| Task data |
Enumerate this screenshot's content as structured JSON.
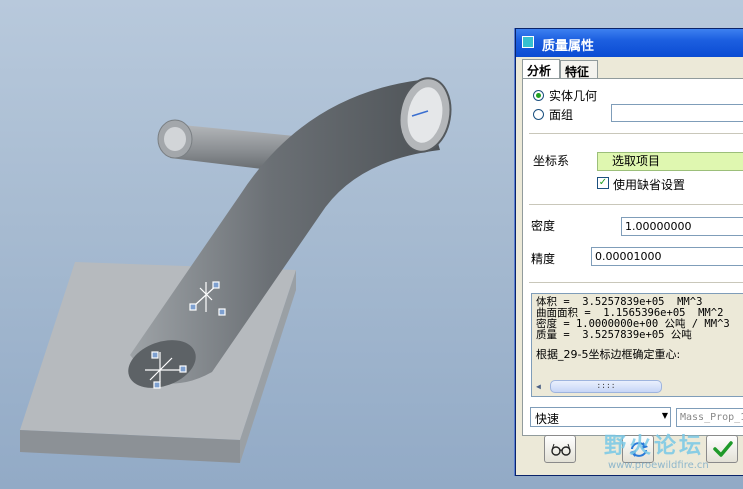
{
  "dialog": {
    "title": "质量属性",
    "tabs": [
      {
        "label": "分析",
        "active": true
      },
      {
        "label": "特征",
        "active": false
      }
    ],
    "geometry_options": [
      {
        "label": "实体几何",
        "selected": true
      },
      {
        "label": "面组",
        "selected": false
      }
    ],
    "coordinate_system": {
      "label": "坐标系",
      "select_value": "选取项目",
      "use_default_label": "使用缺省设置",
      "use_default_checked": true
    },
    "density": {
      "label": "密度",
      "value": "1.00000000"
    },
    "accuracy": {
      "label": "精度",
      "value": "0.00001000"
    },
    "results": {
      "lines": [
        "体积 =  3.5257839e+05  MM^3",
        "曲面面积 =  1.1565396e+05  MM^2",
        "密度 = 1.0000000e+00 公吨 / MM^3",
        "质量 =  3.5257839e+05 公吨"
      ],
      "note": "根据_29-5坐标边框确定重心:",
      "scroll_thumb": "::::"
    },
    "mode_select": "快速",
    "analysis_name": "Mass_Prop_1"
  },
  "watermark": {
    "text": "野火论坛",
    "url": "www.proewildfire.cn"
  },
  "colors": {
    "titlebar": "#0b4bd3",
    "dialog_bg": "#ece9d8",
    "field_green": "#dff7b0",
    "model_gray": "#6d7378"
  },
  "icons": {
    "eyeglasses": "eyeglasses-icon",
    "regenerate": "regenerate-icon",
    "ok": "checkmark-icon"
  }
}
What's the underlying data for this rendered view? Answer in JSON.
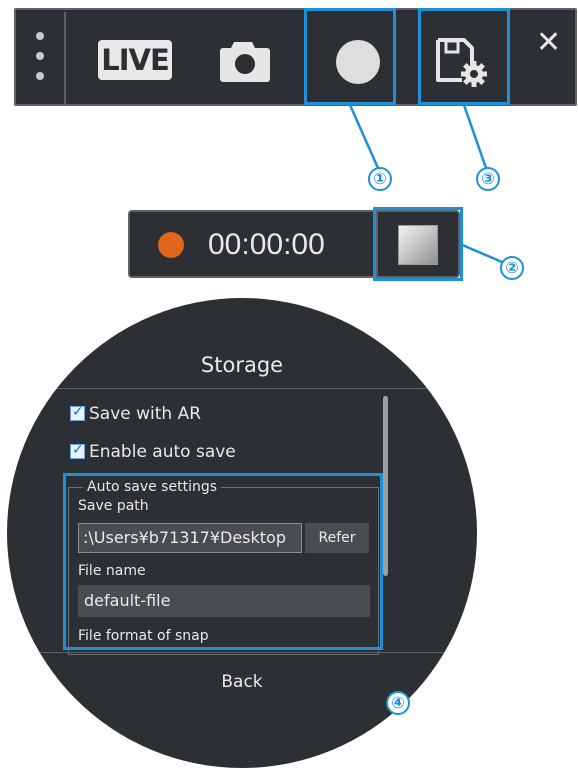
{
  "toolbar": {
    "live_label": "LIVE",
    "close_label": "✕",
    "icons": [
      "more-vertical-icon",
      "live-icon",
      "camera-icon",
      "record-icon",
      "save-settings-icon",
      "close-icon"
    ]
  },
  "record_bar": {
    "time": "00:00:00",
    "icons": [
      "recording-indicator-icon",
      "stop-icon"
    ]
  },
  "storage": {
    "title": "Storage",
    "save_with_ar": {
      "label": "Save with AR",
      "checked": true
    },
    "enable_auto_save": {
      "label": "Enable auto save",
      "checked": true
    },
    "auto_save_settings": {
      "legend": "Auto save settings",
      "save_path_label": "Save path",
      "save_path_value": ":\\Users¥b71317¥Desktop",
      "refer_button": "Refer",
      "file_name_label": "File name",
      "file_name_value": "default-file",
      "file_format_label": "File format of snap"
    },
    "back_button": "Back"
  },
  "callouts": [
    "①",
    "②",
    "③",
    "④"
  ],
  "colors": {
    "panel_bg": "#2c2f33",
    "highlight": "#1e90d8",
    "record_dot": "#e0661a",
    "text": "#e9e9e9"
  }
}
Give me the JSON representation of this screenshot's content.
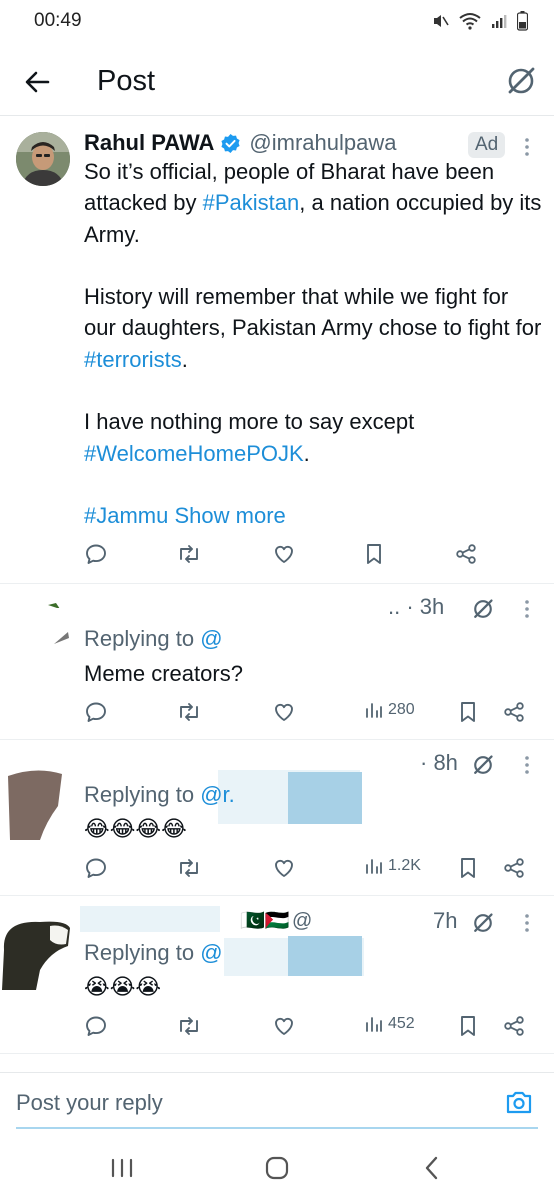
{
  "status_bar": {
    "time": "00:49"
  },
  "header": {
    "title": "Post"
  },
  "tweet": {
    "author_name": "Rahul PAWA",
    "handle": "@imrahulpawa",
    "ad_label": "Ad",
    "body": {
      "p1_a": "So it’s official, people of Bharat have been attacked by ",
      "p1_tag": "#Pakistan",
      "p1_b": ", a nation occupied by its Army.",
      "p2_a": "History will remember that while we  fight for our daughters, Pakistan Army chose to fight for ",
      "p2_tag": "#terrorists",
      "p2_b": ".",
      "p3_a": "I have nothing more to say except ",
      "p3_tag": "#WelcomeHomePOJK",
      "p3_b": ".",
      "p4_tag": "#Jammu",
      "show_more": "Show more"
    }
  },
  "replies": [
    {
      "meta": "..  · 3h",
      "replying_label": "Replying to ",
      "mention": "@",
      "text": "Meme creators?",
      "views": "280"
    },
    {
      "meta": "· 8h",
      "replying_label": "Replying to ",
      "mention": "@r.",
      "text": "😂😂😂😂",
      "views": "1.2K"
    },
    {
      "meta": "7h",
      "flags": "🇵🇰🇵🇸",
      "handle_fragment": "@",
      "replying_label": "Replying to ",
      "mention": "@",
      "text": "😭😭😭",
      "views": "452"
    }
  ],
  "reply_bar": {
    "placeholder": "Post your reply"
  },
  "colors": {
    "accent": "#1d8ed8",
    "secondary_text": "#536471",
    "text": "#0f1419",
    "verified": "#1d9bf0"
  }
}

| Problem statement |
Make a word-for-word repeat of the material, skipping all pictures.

| Result |
Enumerate this screenshot's content as structured JSON.
{
  "dialog": {
    "title": "质量属性",
    "tabs": [
      {
        "label": "分析",
        "active": true
      },
      {
        "label": "特征",
        "active": false
      }
    ],
    "geometry_options": [
      {
        "label": "实体几何",
        "selected": true
      },
      {
        "label": "面组",
        "selected": false
      }
    ],
    "coordinate_system": {
      "label": "坐标系",
      "select_value": "选取项目",
      "use_default_label": "使用缺省设置",
      "use_default_checked": true
    },
    "density": {
      "label": "密度",
      "value": "1.00000000"
    },
    "accuracy": {
      "label": "精度",
      "value": "0.00001000"
    },
    "results": {
      "lines": [
        "体积 =  3.5257839e+05  MM^3",
        "曲面面积 =  1.1565396e+05  MM^2",
        "密度 = 1.0000000e+00 公吨 / MM^3",
        "质量 =  3.5257839e+05 公吨"
      ],
      "note": "根据_29-5坐标边框确定重心:",
      "scroll_thumb": "::::"
    },
    "mode_select": "快速",
    "analysis_name": "Mass_Prop_1"
  },
  "watermark": {
    "text": "野火论坛",
    "url": "www.proewildfire.cn"
  },
  "colors": {
    "titlebar": "#0b4bd3",
    "dialog_bg": "#ece9d8",
    "field_green": "#dff7b0",
    "model_gray": "#6d7378"
  },
  "icons": {
    "eyeglasses": "eyeglasses-icon",
    "regenerate": "regenerate-icon",
    "ok": "checkmark-icon"
  }
}
What's the underlying data for this rendered view? Answer in JSON.
{
  "toolbar": {
    "live_label": "LIVE",
    "close_label": "✕",
    "icons": [
      "more-vertical-icon",
      "live-icon",
      "camera-icon",
      "record-icon",
      "save-settings-icon",
      "close-icon"
    ]
  },
  "record_bar": {
    "time": "00:00:00",
    "icons": [
      "recording-indicator-icon",
      "stop-icon"
    ]
  },
  "storage": {
    "title": "Storage",
    "save_with_ar": {
      "label": "Save with AR",
      "checked": true
    },
    "enable_auto_save": {
      "label": "Enable auto save",
      "checked": true
    },
    "auto_save_settings": {
      "legend": "Auto save settings",
      "save_path_label": "Save path",
      "save_path_value": ":\\Users¥b71317¥Desktop",
      "refer_button": "Refer",
      "file_name_label": "File name",
      "file_name_value": "default-file",
      "file_format_label": "File format of snap"
    },
    "back_button": "Back"
  },
  "callouts": [
    "①",
    "②",
    "③",
    "④"
  ],
  "colors": {
    "panel_bg": "#2c2f33",
    "highlight": "#1e90d8",
    "record_dot": "#e0661a",
    "text": "#e9e9e9"
  }
}
Give me the JSON representation of this screenshot's content.
{
  "status_bar": {
    "time": "00:49"
  },
  "header": {
    "title": "Post"
  },
  "tweet": {
    "author_name": "Rahul PAWA",
    "handle": "@imrahulpawa",
    "ad_label": "Ad",
    "body": {
      "p1_a": "So it’s official, people of Bharat have been attacked by ",
      "p1_tag": "#Pakistan",
      "p1_b": ", a nation occupied by its Army.",
      "p2_a": "History will remember that while we  fight for our daughters, Pakistan Army chose to fight for ",
      "p2_tag": "#terrorists",
      "p2_b": ".",
      "p3_a": "I have nothing more to say except ",
      "p3_tag": "#WelcomeHomePOJK",
      "p3_b": ".",
      "p4_tag": "#Jammu",
      "show_more": "Show more"
    }
  },
  "replies": [
    {
      "meta": "..  · 3h",
      "replying_label": "Replying to ",
      "mention": "@",
      "text": "Meme creators?",
      "views": "280"
    },
    {
      "meta": "· 8h",
      "replying_label": "Replying to ",
      "mention": "@r.",
      "text": "😂😂😂😂",
      "views": "1.2K"
    },
    {
      "meta": "7h",
      "flags": "🇵🇰🇵🇸",
      "handle_fragment": "@",
      "replying_label": "Replying to ",
      "mention": "@",
      "text": "😭😭😭",
      "views": "452"
    }
  ],
  "reply_bar": {
    "placeholder": "Post your reply"
  },
  "colors": {
    "accent": "#1d8ed8",
    "secondary_text": "#536471",
    "text": "#0f1419",
    "verified": "#1d9bf0"
  }
}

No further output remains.